Yuko Suzuhana: These songs share a sense of unity with the rest of the album in depicting what comes after defeat. That time, when one finds oneself drowning in sorrow, is also a time of healing. I wanted to write a song that resonated with the feelings of modern listeners — a song that would encourage them. My father died when I was quite young, and my own view of life in death is that, while I can’t see him, he’s out there. I want to live my life to the fullest while I’m alive, and then when we meet again I’ll tell him all about it. That’s how I pick myself up again when I experience failure, and I often reflect that view of life in my lyrics.
Machiya: From the very start, I wanted “Ark of Time” to be a sparsely instrumented song, without a rhythm section — no drums, wadaiko, or bass. I wanted to include natural, ambient sounds, like looking over the world after a battle had drawn to a close. “Road to Utopia” is also a slow song, but it goes in a totally different direction, and I think it flows smoothly into “BRAVE.”
The first half of the album contains all the battle songs, and then the second half looks to the future with a feeling of optimism and hope. We wanted to end the album on a beautiful note, so pretty early on we decided that “BRAVE” would be the closing song.
The last number, “BRAVE,” is a live show anthem, right? Your last album, TOKYO SINGING, ended with “Singin’ for…” and you can feel how much you’ve changed over the past three years.
Beni Ninagawa: When we first played “Singin’ for…” live, all the audience could do was put their hands in the air. The ability for the audience to make some noise at shows is a big part of the live music experience, and we’re making “BRAVE” into a song that everyone can sing along with together. We all recorded the chorus together. It was like “We’ll finally be able to do this at our shows!”

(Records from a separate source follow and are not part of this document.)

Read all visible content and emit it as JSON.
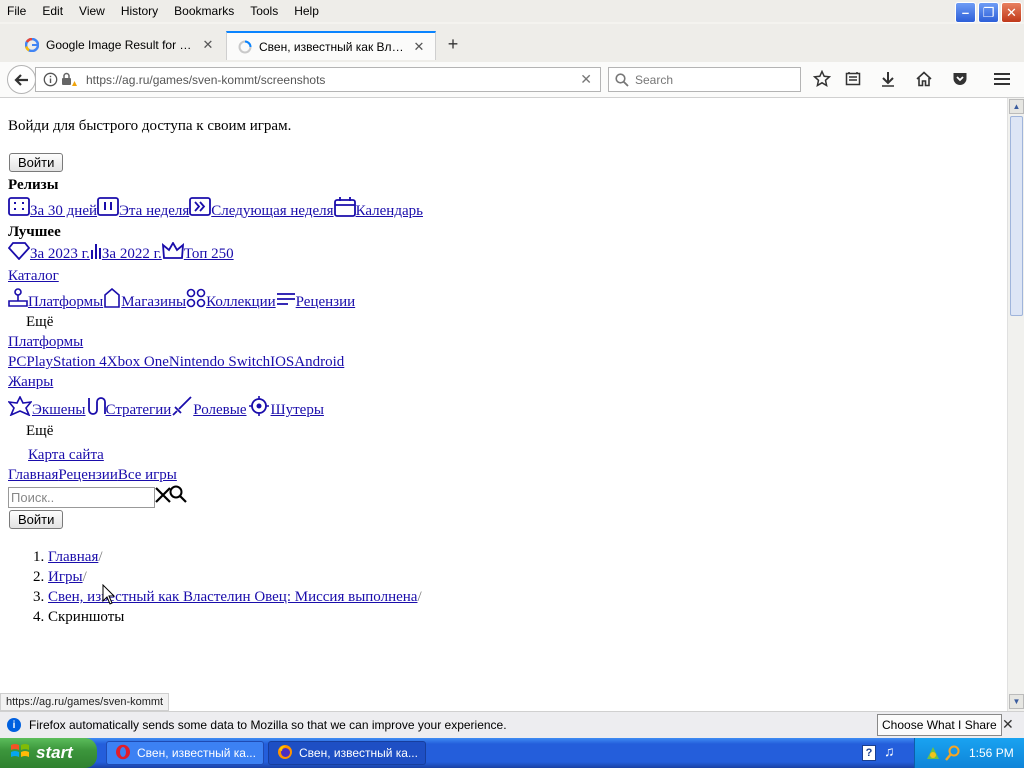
{
  "menubar": {
    "items": [
      "File",
      "Edit",
      "View",
      "History",
      "Bookmarks",
      "Tools",
      "Help"
    ]
  },
  "tabs": [
    {
      "title": "Google Image Result for http...",
      "icon": "google-icon",
      "active": false
    },
    {
      "title": "Свен, известный как Власт...",
      "icon": "loading-icon",
      "active": true
    }
  ],
  "navbar": {
    "url": "https://ag.ru/games/sven-kommt/screenshots",
    "search_placeholder": "Search"
  },
  "page": {
    "login_prompt": "Войди для быстрого доступа к своим играм.",
    "login_button": "Войти",
    "releases_heading": "Релизы",
    "releases_links": [
      "За 30 дней",
      "Эта неделя",
      "Следующая неделя",
      "Календарь"
    ],
    "best_heading": "Лучшее",
    "best_links": [
      "За 2023 г.",
      "За 2022 г.",
      "Топ 250"
    ],
    "catalog_link": "Каталог",
    "catalog_links": [
      "Платформы",
      "Магазины",
      "Коллекции",
      "Рецензии"
    ],
    "more_1": "Ещё",
    "platforms_link": "Платформы",
    "platform_links": [
      "PC",
      "PlayStation 4",
      "Xbox One",
      "Nintendo Switch",
      "IOS",
      "Android"
    ],
    "genres_link": "Жанры",
    "genre_links": [
      "Экшены",
      "Стратегии",
      "Ролевые",
      "Шутеры"
    ],
    "more_2": "Ещё",
    "sitemap_link": "Карта сайта",
    "footer_links": [
      "Главная",
      "Рецензии",
      "Все игры"
    ],
    "search_placeholder": "Поиск..",
    "login_button_2": "Войти",
    "breadcrumbs": [
      {
        "label": "Главная",
        "link": true
      },
      {
        "label": "Игры",
        "link": true
      },
      {
        "label": "Свен, известный как Властелин Овец: Миссия выполнена",
        "link": true
      },
      {
        "label": "Скриншоты",
        "link": false
      }
    ],
    "breadcrumb_separator": "/"
  },
  "status_link": "https://ag.ru/games/sven-kommt",
  "notification": {
    "text": "Firefox automatically sends some data to Mozilla so that we can improve your experience.",
    "button": "Choose What I Share"
  },
  "taskbar": {
    "start_label": "start",
    "tasks": [
      {
        "title": "Свен, известный ка...",
        "icon": "opera-icon"
      },
      {
        "title": "Свен, известный ка...",
        "icon": "firefox-icon"
      }
    ],
    "clock": "1:56 PM"
  },
  "colors": {
    "link": "#1a0dab",
    "tab_accent": "#0a84ff",
    "taskbar": "#245edb",
    "start": "#3c963c"
  }
}
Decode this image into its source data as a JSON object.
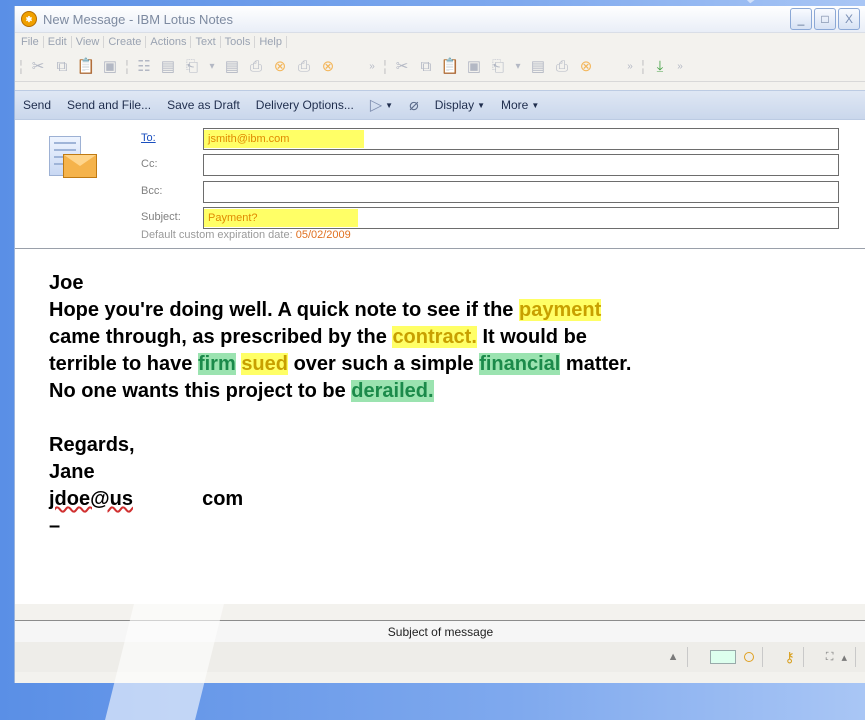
{
  "window": {
    "title": "New Message - IBM Lotus Notes",
    "controls": [
      "_",
      "□",
      "X"
    ]
  },
  "menu": [
    "File",
    "Edit",
    "View",
    "Create",
    "Actions",
    "Text",
    "Tools",
    "Help"
  ],
  "actions": {
    "send": "Send",
    "send_file": "Send and File...",
    "save_draft": "Save as Draft",
    "delivery": "Delivery Options...",
    "display": "Display",
    "more": "More"
  },
  "header": {
    "to_label": "To:",
    "to_value": "jsmith@ibm.com",
    "cc_label": "Cc:",
    "bcc_label": "Bcc:",
    "subject_label": "Subject:",
    "subject_value": "Payment?",
    "expiry_label": "Default custom expiration date:",
    "expiry_date": "05/02/2009"
  },
  "body": {
    "greeting": "Joe",
    "l1a": "Hope you're doing well. A quick note to see if the",
    "l1b": "payment",
    "l2a": "came through, as prescribed by the",
    "l2b": "contract.",
    "l2c": "It would be",
    "l3a": "terrible to have",
    "l3b": "firm",
    "l3c": "sued",
    "l3d": "over such a simple",
    "l3e": "financial",
    "l3f": "matter.",
    "l4a": "No one wants this project to be",
    "l4b": "derailed.",
    "regards": "Regards,",
    "name": "Jane",
    "email_a": "jdoe@us",
    "email_b": "com",
    "dash": "–"
  },
  "status": {
    "hint": "Subject of message"
  },
  "colors": {
    "highlight_yellow": "#ffff66",
    "highlight_green": "#9be3b0",
    "accent": "#1a4fbf"
  }
}
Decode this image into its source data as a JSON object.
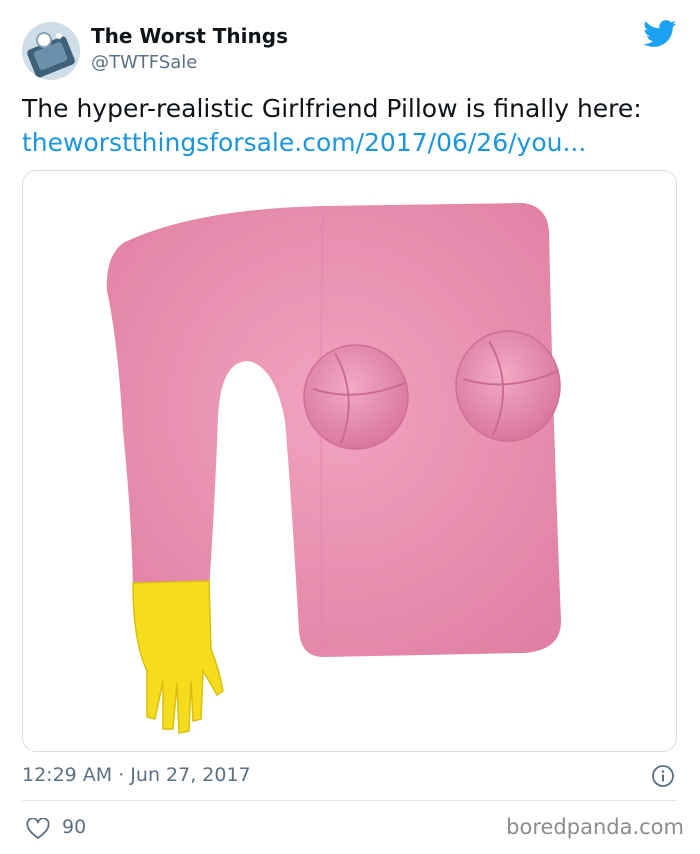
{
  "user": {
    "display_name": "The Worst Things",
    "handle": "@TWTFSale"
  },
  "tweet": {
    "text": "The hyper-realistic Girlfriend Pillow is finally here:",
    "link": "theworstthingsforsale.com/2017/06/26/you..."
  },
  "meta": {
    "timestamp": "12:29 AM · Jun 27, 2017",
    "likes": "90"
  },
  "watermark": "boredpanda.com",
  "icons": {
    "brand": "twitter-bird-icon",
    "info": "info-icon",
    "like": "heart-icon"
  },
  "colors": {
    "link": "#1b95e0",
    "bird": "#1da1f2",
    "secondary_text": "#5b7083",
    "pillow": "#ec93b3",
    "hand": "#f5dc1c"
  }
}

What kind of stage show are you putting on in your current I vs I tour?
Kurona: The audience finally doesn’t have to be silent anymore, and from the very start, one of the things that makes our shows great is the sense of unity, so it feels like the pieces are finally coming together — like we can finally put on our ideal show.
Yuko Suzuhana: Personally, I want to fully live up to everybody’s expectations. We’re singing about battle, so I want to be swinging around a sword.
The pandemic is finally winding down, and the number of overseas tourists is on the rise. When you think you’re ready, there will also probably be opportunities to play overseas, right?
Beni Ninagawa: I feel like now is the time for Wagakki Band to show what it’s truly capable of. We have a lot of fans in Taiwan and Indonesia, so I’d love to do an Asian tour. And in addition to doing shows for our fans outside Japan, I’d also like for us to express ourselves in lots of other ways, too.
After the pandemic hit, Wagakki Band was the first band in Japan to play an arena show with an audience, with restrictions, in August 2020. You’ve been putting on live shows ever since, without stopping, right?
Yuko Suzuhana: Even now, three years later, every time someone thanks us for putting on that first show I think about how putting on an arena show when we did created an unforgettable experience for me as an artist and as a person.
Beni Ninagawa: That’s just one of the ways that we’ve been keeping up the fight.
—This interview by Mariko Ikitake first appeared on Billboard Japan